This study examines the illness narratives of female cancer survivors living in Southern Central Appalachia. Stories of 29 female Appalachian cancer survivors from northeastern Tennessee and southwcstmn Virginia were collected via a mixed methods approach in either a day-long story circle (n=26) or an in-depth interview (n=3), Qualitative content analysis was used to guide an inductive analysis of the tTanscript<;, What emerged was that as participants survived cancer, they also survived other health conditions, their intorsccting stories yielding an omnibus survivorship narrative.


Navigating Family Cancer Communication: Communication Strategies Of Female Cancer Survivors In Central Appalachia, Kathryn L. Duvall, Kelly A. Dorgan, Sadie P. Hutson Jan 2012

Navigating Family Cancer Communication: Communication Strategies Of Female Cancer Survivors In Central Appalachia, Kathryn L. Duvall, Kelly A. Dorgan, Sadie P. Hutson

ETSU Faculty Works

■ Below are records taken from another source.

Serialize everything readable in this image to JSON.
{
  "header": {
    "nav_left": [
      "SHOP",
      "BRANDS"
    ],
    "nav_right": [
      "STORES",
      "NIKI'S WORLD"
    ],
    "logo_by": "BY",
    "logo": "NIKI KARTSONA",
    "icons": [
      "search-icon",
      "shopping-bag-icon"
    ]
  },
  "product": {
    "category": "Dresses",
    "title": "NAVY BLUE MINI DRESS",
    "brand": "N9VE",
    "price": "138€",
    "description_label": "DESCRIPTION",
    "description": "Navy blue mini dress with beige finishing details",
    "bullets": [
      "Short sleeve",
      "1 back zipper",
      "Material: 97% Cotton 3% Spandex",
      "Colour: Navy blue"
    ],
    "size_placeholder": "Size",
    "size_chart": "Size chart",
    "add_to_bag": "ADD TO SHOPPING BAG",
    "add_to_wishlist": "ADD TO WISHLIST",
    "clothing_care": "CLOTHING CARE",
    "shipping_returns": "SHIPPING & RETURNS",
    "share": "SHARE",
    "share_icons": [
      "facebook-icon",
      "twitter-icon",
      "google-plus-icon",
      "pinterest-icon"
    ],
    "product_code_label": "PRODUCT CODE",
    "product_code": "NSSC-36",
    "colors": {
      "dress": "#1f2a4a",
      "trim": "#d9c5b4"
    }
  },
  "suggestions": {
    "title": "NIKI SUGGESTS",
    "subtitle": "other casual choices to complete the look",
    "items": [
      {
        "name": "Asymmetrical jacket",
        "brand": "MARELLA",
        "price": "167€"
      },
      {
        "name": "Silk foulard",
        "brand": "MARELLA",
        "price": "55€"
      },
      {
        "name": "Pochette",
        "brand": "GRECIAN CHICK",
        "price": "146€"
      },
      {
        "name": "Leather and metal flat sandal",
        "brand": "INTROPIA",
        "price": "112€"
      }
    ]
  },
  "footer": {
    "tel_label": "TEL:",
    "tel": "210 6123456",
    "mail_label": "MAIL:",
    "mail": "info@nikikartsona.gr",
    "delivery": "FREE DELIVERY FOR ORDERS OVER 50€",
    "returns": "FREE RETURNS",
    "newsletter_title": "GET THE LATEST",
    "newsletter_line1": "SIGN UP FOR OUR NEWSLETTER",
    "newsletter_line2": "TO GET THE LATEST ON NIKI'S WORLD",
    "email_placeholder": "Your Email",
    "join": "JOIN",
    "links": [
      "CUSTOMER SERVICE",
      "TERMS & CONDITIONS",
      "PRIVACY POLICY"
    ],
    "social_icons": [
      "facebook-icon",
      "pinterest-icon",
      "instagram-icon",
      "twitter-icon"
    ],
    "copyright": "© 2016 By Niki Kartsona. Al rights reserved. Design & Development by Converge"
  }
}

In a multiphasic study, the stories of 29 female Appalachian cancer survivors were collected through either a day-long modified story circle event (n=26) or an in-depth interview (n=3). Qualitative content analysis was used to identify emergent themes in the data. The analysis revealed 5 types of family cancer communication including both pre-diagnosis and postdiagnosis cancer communication strategies


Personal Identity Changes Of Female Cancer Survivors In Southern Appalachia, Kathryn L. Duvall, Kelly A. Dorgan, Sadie P. Hutson Jan 2012

Personal Identity Changes Of Female Cancer Survivors In Southern Appalachia, Kathryn L. Duvall, Kelly A. Dorgan, Sadie P. Hutson

ETSU Faculty Works

Navigating personal identity changes through the cancer journey can be challenging, especially for women in a culture that places emphasis on traditional gender roles and values close-knit families. Drawing on a story circule approach, this study examined the intersecting identities of female cancer survivors in southern Appalachia. Stories of 29 female Appalachian cancer survivors from Northeast Tennessee and Southwest Virginia were collected via a mixed methods approach in either a day-long story circule (N-26) or an in-depth interview (N=3). Transcripts from both phases were audio-recorded and transcribed verbatim; NVivo 8.0 facilitated qualitative content analysis of the data. Inductive ...